[Source data]

------------------------------

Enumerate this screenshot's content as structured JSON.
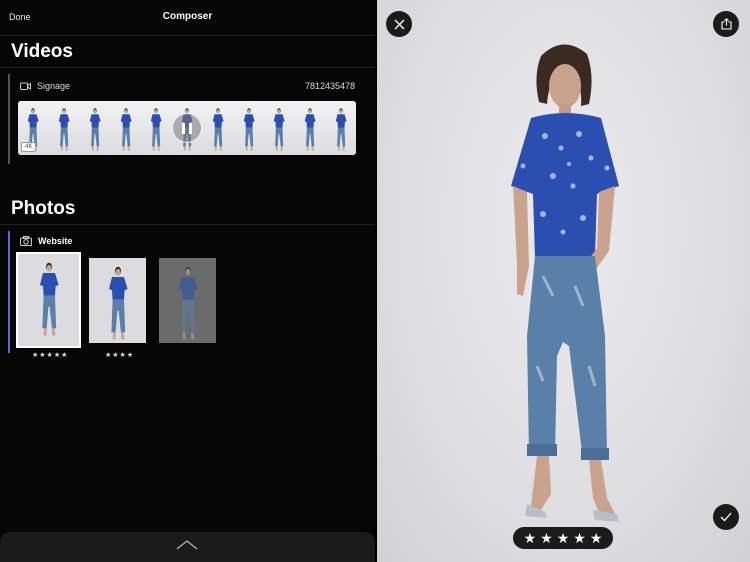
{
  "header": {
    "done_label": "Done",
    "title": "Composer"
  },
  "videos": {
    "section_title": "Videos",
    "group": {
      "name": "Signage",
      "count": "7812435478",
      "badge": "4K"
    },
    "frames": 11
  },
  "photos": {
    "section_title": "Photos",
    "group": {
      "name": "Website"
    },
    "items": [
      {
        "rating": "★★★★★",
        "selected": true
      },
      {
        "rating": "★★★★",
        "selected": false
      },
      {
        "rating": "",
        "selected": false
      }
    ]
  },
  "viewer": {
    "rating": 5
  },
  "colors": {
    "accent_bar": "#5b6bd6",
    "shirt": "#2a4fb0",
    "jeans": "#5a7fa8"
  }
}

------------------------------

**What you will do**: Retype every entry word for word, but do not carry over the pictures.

**Expected answer**:
Enumerate this screenshot's content as structured JSON.
{
  "header": {
    "done_label": "Done",
    "title": "Composer"
  },
  "videos": {
    "section_title": "Videos",
    "group": {
      "name": "Signage",
      "count": "7812435478",
      "badge": "4K"
    },
    "frames": 11
  },
  "photos": {
    "section_title": "Photos",
    "group": {
      "name": "Website"
    },
    "items": [
      {
        "rating": "★★★★★",
        "selected": true
      },
      {
        "rating": "★★★★",
        "selected": false
      },
      {
        "rating": "",
        "selected": false
      }
    ]
  },
  "viewer": {
    "rating": 5
  },
  "colors": {
    "accent_bar": "#5b6bd6",
    "shirt": "#2a4fb0",
    "jeans": "#5a7fa8"
  }
}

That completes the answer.